‘In this instance, while classified M, the program was actually aired in the later MA classification time zone, where more impactful coarse language is permitted. Nevertheless, licensees are required to correctly classify programs to ensure that viewers are aware of the level of material they are likely to encounter in a program, and that the program is promoted at appropriate times.’
The licensee is an affiliate of the Nine Network. Both the licensee and the Nine Network conceded that the program contained very coarse language that is not permissible in M-classified programs, and have confirmed that the very coarse language contained in the program will not be broadcast in any future programs.
More generally, ACMA is investigating a number of complaints about broadcasts of other Ramsay’s Kitchen Nightmares programs by the licensee and other Nine Network affiliates. ACMA intends to consider appropriate remedial action, taking into account all relevant findings and action taken by the licensees, once all of these investigations have been completed.
Investigation report 2021 is available on the ACMA website.
Media contact: Donald Robertson, ACMA Media Manager, on (02) 9334 7980.
ACMA conducts various types of investigations under the Broadcasting Services Act 1992 (the BSA). Investigations under Part 11 of the BSA are conducted in response to complaints received by ACMA relating to a possible breach by:
- a licensed broadcaster: of the BSA, the regulations, a licence condition, a class licence or a code of practice; or
- the ABC or SBS: of a code of practice.
Role of ACMA
ACMA’s role in dealing with complaints under industry codes is prescribed by the BSA. Under section 148 of the BSA, a code complaint must be made first to a licensee and can only be made to ACMA if the complainant is not satisfied with the licensee’s response. In addition, ACMA can instigate its own investigation and the Minister for Broadband, Communications and the Digital Economy can direct ACMA to conduct an investigation.
ACMA’s performance of this role is informed by section 5 of the BSA, which requires ACMA to, among other things:
- produce regulatory arrangements that are stable and predictable;
- deal effectively with breaches of the legislation; and
- use its powers in a manner that is commensurate with the seriousness of the breach concerned.
This requires ACMA to use its enforcement powers appropriately and to identify the most effective and proportionate way of dealing with breaches. This is further reinforced in the Explanatory Memorandum to the BSA:
It [section 5] promotes the ABA’s [now ACMA’s] role as an oversighting body . . . rather than as an interventionist agency hampered by rigid, detailed statutory procedures and legalism . . . It is intended that the ABA [now ACMA] monitor the broadcasting industry’s performance against clear, established rules, intervene only where it has real cause for concern, and has effective redressive powers to act to correct breaches.
This statement reflects Parliament’s intention in enacting the co-regulatory framework and ACMA’s prescribed role within that framework.
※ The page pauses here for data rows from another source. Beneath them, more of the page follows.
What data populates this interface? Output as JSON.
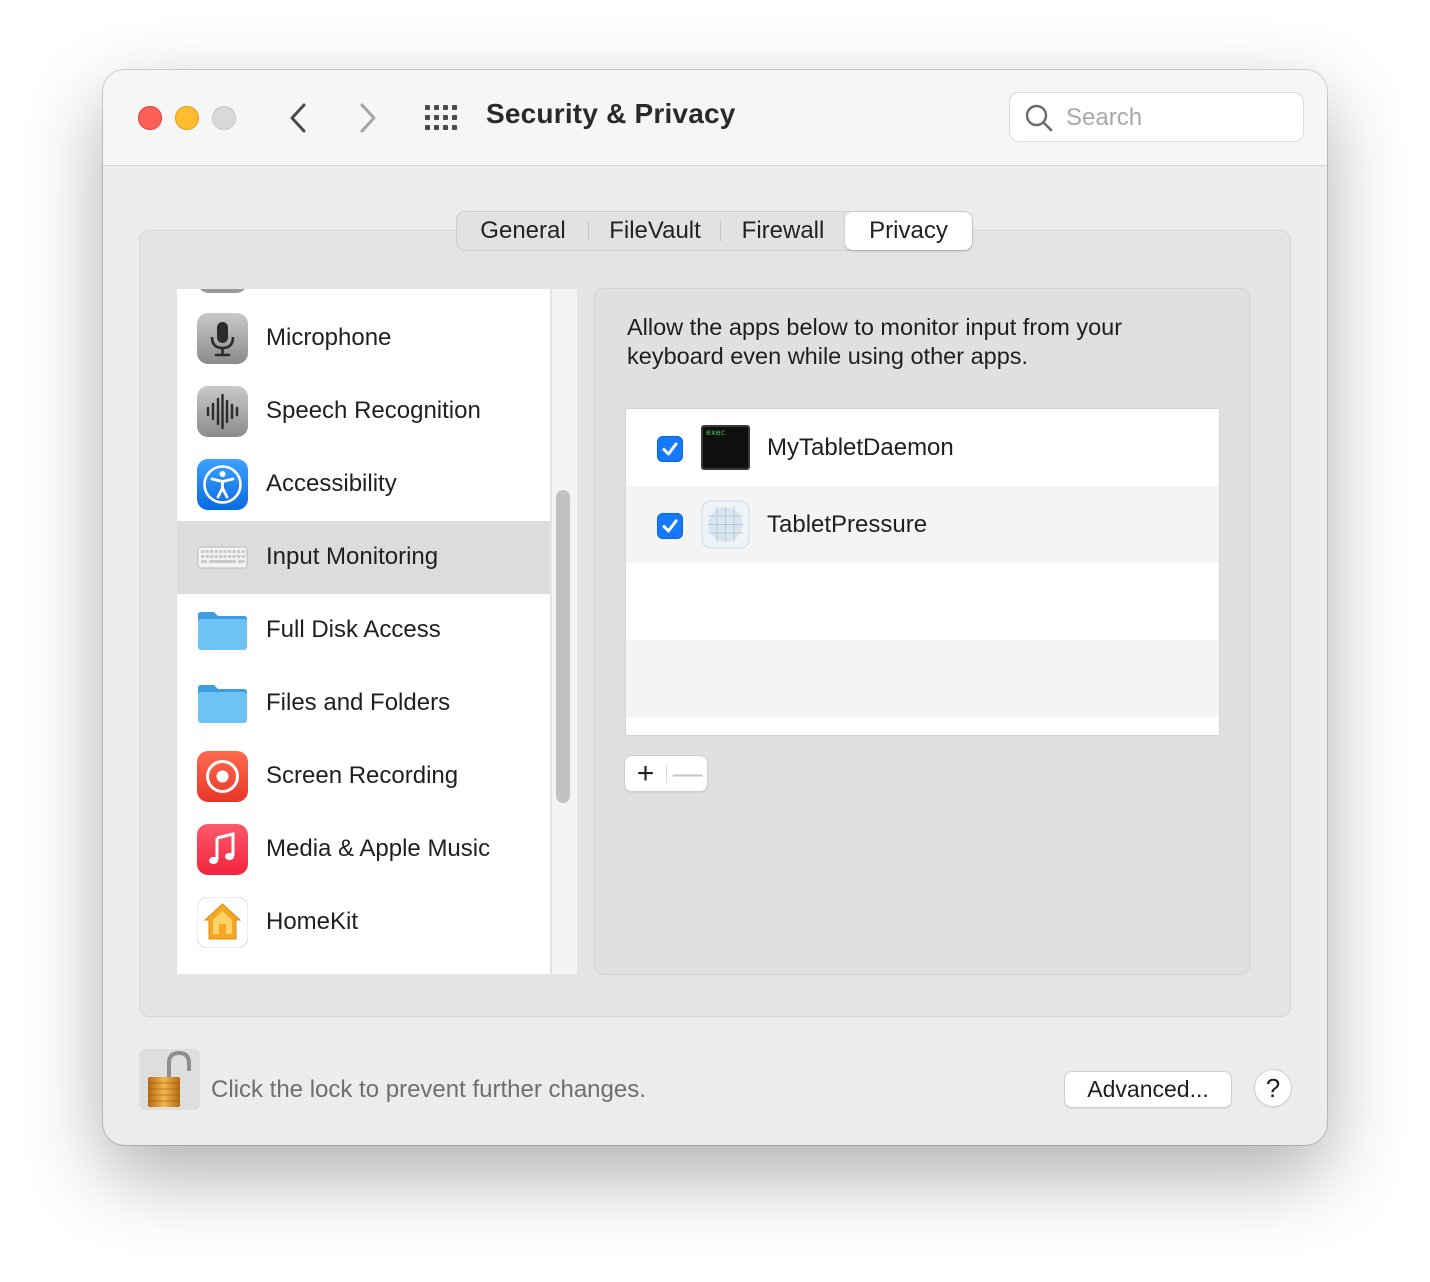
{
  "window": {
    "title": "Security & Privacy"
  },
  "search": {
    "placeholder": "Search"
  },
  "tabs": [
    {
      "label": "General",
      "selected": false
    },
    {
      "label": "FileVault",
      "selected": false
    },
    {
      "label": "Firewall",
      "selected": false
    },
    {
      "label": "Privacy",
      "selected": true
    }
  ],
  "sidebar": {
    "items": [
      {
        "label": "Microphone",
        "icon": "microphone-icon"
      },
      {
        "label": "Speech Recognition",
        "icon": "waveform-icon"
      },
      {
        "label": "Accessibility",
        "icon": "accessibility-icon"
      },
      {
        "label": "Input Monitoring",
        "icon": "keyboard-icon",
        "selected": true
      },
      {
        "label": "Full Disk Access",
        "icon": "folder-icon"
      },
      {
        "label": "Files and Folders",
        "icon": "folder-icon"
      },
      {
        "label": "Screen Recording",
        "icon": "screen-recording-icon"
      },
      {
        "label": "Media & Apple Music",
        "icon": "music-note-icon"
      },
      {
        "label": "HomeKit",
        "icon": "home-icon"
      }
    ]
  },
  "main": {
    "description": "Allow the apps below to monitor input from your keyboard even while using other apps.",
    "apps": [
      {
        "name": "MyTabletDaemon",
        "checked": true,
        "icon": "terminal-exec-icon",
        "icon_text": "exec"
      },
      {
        "name": "TabletPressure",
        "checked": true,
        "icon": "generic-app-icon"
      }
    ],
    "add_label": "+",
    "remove_label": "—"
  },
  "footer": {
    "lock_text": "Click the lock to prevent further changes.",
    "advanced_label": "Advanced...",
    "help_label": "?"
  },
  "colors": {
    "accent": "#1479fb",
    "close": "#fe5f57",
    "minimize": "#febc2e",
    "zoom": "#d9d9d9"
  }
}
ACMA has a range of powers intended to enable it to deal effectively with breaches of the rules (including, in particular, the program standards and licence conditions) established by the BSA or the codes developed under the BSA, all in a manner commensurate with the seriousness of the breach.
Where there has been a breach of the Commercial Television Industry Code of Practice, ACMA may accept an enforceable undertaking for the purpose of securing future compliance with the code or impose an additional licence condition under section 43 of the BSA requiring a licensee to comply with the code (for example, if there is a breach by a number of licensees relating to the same obligation). For a licence condition to be imposed under section 43 of the BSA, ACMA first needs to give the licensee written notice of its intention to impose the licence condition; the licensee must be given a reasonable opportunity to make representations to ACMA in relation to the proposed licence condition which ACMA must consider under natural justice principles and the proposed licence condition must be published in the Commonwealth Gazette before becoming effective. The licensee can apply for ACMA’s decision to be reviewed by the Administrative Appeals Tribunal.
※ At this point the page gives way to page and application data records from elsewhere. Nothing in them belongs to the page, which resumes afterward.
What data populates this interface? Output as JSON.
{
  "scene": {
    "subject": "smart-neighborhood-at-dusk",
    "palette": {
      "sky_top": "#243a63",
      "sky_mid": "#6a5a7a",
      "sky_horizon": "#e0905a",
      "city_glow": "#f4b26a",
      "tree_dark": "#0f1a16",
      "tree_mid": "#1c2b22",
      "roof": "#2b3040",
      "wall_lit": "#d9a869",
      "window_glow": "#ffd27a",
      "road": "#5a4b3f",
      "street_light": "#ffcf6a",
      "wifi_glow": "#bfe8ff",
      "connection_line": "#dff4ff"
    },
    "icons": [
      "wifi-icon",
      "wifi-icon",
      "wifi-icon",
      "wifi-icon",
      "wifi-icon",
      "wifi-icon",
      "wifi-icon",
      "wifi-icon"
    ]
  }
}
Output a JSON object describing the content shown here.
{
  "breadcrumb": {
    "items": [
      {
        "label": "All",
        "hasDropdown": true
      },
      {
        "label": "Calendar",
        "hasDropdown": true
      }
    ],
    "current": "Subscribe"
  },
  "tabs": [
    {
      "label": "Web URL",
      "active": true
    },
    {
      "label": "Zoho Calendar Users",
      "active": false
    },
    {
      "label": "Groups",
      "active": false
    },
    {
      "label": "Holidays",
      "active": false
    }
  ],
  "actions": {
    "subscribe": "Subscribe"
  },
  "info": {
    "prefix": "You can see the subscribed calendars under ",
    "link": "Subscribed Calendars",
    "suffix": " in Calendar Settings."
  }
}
ACMA may also seek through negotiated agreement actions by broadcasters to improve compliance. For example, ACMA has on many occasions agreed to measures with licensees involving action by them intended to ensure compliance problems are addressed and are effective. Such measures have often succeeded in improving behaviour within licensees (and Networks).
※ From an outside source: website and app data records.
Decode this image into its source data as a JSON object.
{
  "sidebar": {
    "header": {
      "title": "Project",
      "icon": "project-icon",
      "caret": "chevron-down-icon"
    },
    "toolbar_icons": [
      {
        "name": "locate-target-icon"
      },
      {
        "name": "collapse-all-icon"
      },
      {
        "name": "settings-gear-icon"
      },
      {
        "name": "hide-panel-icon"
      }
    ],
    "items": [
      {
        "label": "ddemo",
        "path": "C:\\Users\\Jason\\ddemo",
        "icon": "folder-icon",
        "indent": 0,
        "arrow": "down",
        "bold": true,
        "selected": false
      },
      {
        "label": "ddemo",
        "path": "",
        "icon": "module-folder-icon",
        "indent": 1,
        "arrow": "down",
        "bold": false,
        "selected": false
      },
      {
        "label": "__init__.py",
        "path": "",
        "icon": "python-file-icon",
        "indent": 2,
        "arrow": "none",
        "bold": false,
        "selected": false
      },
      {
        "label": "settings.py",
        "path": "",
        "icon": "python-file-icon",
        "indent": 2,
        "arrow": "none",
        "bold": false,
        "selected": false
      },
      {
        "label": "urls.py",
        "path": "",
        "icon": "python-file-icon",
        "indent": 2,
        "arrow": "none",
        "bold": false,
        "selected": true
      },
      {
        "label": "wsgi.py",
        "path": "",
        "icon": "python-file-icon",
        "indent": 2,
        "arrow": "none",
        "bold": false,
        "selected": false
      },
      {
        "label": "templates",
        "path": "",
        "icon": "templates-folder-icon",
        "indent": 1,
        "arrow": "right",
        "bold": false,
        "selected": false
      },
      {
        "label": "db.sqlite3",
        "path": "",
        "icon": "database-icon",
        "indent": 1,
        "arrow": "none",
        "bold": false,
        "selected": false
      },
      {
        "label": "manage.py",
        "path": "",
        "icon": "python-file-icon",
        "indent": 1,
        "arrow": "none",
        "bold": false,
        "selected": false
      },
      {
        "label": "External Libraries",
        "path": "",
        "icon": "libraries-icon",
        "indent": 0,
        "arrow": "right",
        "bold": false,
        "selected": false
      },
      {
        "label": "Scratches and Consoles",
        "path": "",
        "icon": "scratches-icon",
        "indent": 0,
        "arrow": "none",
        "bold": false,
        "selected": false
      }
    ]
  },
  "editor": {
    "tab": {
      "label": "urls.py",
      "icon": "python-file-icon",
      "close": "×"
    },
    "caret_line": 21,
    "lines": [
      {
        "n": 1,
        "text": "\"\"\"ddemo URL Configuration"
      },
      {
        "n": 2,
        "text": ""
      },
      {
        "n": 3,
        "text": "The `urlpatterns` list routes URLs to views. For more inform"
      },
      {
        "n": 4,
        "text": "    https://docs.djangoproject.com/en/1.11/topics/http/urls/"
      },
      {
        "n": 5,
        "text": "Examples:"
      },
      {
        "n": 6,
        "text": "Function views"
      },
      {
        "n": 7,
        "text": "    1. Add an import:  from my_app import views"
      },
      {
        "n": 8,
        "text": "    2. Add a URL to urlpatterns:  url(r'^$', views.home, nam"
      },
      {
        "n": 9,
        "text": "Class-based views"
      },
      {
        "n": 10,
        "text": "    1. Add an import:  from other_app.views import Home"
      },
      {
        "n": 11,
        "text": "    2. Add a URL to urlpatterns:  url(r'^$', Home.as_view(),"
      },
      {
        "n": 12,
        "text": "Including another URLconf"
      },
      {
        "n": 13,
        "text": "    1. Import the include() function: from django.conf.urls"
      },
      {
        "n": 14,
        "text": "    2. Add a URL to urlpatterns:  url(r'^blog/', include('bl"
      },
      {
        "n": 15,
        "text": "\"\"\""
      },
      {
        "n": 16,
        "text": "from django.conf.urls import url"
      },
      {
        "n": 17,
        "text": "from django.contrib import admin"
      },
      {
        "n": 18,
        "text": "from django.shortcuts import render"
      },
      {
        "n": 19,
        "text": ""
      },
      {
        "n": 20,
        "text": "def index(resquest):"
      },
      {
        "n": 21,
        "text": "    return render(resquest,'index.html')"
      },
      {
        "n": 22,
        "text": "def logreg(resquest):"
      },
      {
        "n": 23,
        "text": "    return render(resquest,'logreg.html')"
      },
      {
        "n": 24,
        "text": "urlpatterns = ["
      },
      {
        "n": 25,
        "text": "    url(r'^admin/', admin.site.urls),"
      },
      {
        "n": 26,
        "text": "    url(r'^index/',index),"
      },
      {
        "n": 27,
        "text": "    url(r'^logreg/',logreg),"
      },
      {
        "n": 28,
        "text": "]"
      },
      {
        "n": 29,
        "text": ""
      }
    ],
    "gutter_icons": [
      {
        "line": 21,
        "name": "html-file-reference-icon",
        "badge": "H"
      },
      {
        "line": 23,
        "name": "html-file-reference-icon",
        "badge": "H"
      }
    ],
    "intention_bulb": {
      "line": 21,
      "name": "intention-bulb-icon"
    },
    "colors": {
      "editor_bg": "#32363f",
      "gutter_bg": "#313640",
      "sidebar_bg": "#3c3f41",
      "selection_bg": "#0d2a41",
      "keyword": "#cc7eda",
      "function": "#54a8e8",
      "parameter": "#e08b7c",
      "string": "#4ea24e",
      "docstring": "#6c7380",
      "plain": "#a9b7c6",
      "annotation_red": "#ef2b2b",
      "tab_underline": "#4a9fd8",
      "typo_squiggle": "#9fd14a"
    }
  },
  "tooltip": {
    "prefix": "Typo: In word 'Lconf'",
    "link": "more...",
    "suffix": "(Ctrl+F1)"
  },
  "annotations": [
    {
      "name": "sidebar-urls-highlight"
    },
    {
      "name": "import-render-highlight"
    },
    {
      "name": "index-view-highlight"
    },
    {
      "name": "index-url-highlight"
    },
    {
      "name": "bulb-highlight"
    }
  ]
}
If a licence condition is successfully imposed and a licensee breaches such an additional licence condition, then as alternatives to suspending or cancelling the licence, ACMA has power to issue a remedial direction requiring compliance. In the event that the licensee does not comply with a remedial direction, ACMA may:
- pursue a civil penalty;
- refer the matter for prosecution as an offence;
- suspend or cancel the licence; or
- at any time, accept an enforceable undertaking (including provisions dealing with compliance with a code).
If ACMA has convincing evidence that a code of practice has failed to provide appropriate community safeguards in relation to a matter, it can determine a new program standard to apply to a particular section of the broadcasting industry.
The M and MA classifications
Clause 2.4 of the Commercial Television Industry Code of Practice specifies that non-film programs must be classified in accordance with the Television Classification Guidelines set out in Appendix 4 of the code. Clause 5 of the Television Classification Guidelines states that:
The Mature (M) Classification
4 .Material classified M is recommended for viewing only by persons aged15 years or over because of the matter it contains or the way it is treated.
4.3 Language: The use of coarse language must be appropriate to the story line or program context, infrequent and must not be very aggressive. It may be used more than infrequently only in certain justifiable circumstances when it is particularly important to the story line or program context.
The Mature Audience (MA) Classification
5. Material classified MA is suitable for viewing only by persons aged 15 years or over because of the intensity and/or frequency of sexual depictions, or coarse language, adult themes or drug use.
5.3 Language: The use of very coarse language must appropriate to the story line or program context and not overly frequent or impactful.
Complaints process—codes of practice
If a person wishes to complain about something of concern they have seen or heard on a program broadcast by a radio or TV station, and the matter is covered by a code of practice, the person must, by law, first make a written complaint to the station.
When making a complaint to ACMA, a complainant must provide a copy of the complaint to the station, a copy of the station’s reply if this has been received, and any other relevant correspondence with the station. ACMA takes all complaints seriously (except for those that are frivolous or vexatious or not made in good faith) and acknowledges all complaints in writing.
For a valid complaint, ACMA considers the information provided and offers the relevant station an opportunity to provide its perspectives on the matter. When all relevant information is available, ACMA assesses the complaint against the relevant licence condition or code of practice. When an investigation is completed, ACMA is required to notify a complainant of the results of an investigation under Part 11 of the BSA. The form this notification takes is not specified in the BSA—sometimes it is in the form of a letter, but more usually it takes the form of an investigation report, which is provided to both the complainant and the licensee concerned.
Generally, personal or private information provided in a complaint, including name and address details, are not disclosed to the licensee concerned if it is a licence condition matter. However, as code complaints are first made to a licensee, code complaints are usually made available to the licensee concerned. ACMA’s usual practice is to not provide personal or private information in an investigation report.
Under the BSA, ACMA has discretion whether or not to publish the report of an investigation conducted under Part 11 of the BSA. ACMA is not required to publish an investigation report if publication would disclose matter of a confidential character or be likely to prejudice the fair trial of a person. If ACMA intends to publish an investigation report that may adversely affect the interests of a person, ACMA must give the person an opportunity to make representations in relation to the matter.